Problem details: Give the number of lines in the data below that contain "name", with no other words.
▼
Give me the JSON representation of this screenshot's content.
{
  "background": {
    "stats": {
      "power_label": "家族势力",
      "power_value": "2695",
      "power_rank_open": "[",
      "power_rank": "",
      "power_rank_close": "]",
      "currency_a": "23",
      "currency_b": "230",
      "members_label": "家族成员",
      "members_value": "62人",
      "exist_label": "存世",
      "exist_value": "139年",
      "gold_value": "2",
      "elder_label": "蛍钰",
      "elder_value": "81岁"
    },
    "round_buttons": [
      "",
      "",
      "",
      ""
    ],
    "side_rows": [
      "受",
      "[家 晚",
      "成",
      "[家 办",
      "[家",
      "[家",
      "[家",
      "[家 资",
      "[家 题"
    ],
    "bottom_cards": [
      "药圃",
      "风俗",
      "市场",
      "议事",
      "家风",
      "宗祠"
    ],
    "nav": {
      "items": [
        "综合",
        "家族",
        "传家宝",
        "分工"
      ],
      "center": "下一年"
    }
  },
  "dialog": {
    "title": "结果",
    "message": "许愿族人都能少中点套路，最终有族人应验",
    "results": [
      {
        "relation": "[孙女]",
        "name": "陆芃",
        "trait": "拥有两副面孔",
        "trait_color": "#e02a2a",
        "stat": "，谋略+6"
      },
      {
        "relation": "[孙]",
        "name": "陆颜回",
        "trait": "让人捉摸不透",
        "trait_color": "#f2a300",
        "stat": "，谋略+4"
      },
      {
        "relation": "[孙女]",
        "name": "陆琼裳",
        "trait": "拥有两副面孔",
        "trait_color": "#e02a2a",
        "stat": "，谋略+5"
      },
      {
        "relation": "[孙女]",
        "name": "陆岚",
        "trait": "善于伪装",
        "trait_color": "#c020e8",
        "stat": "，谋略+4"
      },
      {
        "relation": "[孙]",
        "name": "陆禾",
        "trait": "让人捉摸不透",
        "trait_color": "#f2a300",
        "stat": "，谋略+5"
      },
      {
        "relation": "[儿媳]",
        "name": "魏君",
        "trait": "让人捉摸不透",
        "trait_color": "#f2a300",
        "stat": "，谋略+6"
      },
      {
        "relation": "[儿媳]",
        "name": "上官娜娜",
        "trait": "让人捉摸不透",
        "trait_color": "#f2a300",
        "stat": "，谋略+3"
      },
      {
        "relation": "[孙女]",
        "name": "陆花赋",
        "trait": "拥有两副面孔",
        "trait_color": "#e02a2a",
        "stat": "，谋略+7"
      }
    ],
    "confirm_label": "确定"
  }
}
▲
Solution to the problem: 8